Ms. Murad, just 21 years old at the time, had already attempted escape once, through an open window. She was quickly caught and gang-raped as punishment. Now her latest captor was telling her he was going to take her to Syria and sell her to another fighter. Somehow, she summoned the strength to try fleeing again.
When he left the house unguarded, she put on the garments that covered her face and body – mandated by ISIS for women – and slipped quietly out into the street. Nearby was a mosque where ISIS fighters often went to pray. She instinctively turned her back to it and began walking in the opposite direction. She desperately needed help. But knocking on the wrong door could send her right back to unimaginable suffering. When she came to an area where the houses were dilapidated, she decided to take a chance, reasoning that the militants would have commandeered nicer dwellings. She tapped on a door.
“Out came a family, and they pulled me in,” she says. “I told them I am from Sinjar, and what happened to me. They told me … we don’t have any relation to Daesh,” the Arabic acronym for ISIS. “So they didn’t return me to them.”
Instead, they risked their lives to spirit her to safety: The family’s eldest son drove her out of ISIS territory as she donned the robes again, posing as his wife.

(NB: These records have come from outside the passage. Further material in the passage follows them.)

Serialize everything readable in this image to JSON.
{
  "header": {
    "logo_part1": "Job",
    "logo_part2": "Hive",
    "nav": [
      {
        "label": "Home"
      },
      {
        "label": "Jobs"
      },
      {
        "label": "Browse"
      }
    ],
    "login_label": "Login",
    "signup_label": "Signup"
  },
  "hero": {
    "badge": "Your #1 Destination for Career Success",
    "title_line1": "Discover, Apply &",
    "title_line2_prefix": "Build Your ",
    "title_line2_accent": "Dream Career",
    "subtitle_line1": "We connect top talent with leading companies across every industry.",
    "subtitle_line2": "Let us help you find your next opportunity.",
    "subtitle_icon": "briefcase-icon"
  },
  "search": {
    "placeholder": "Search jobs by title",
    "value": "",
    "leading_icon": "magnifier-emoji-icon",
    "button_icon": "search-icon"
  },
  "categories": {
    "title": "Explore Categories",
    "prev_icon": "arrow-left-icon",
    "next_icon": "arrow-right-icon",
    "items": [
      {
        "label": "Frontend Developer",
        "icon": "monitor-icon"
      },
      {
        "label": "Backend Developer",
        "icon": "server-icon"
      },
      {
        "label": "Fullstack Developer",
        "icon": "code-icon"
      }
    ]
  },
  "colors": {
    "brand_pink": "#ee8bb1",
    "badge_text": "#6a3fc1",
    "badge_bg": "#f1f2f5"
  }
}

Today, three years later, Murad has become the international face of Yazidi suffering – and resilience. The same courage and determination that helped her escape have driven her to travel to more than two dozen countries to tell her story, forcing the world to hear about the atrocities and demanding that ISIS be held accountable for its crimes against Yazidis. She has been widely recognized for her efforts. In September 2016, the United Nations Office on Drugs and Crime appointed her a goodwill ambassador for the dignity of survivors of human trafficking, and in December the European Parliament awarded her and fellow survivor Lamiya Aji Bashar the Sakharov Prize for human rights defenders.
It’s a role she didn’t ask for and one that hasn’t brought her pleasure. “It wasn’t something I wanted; it…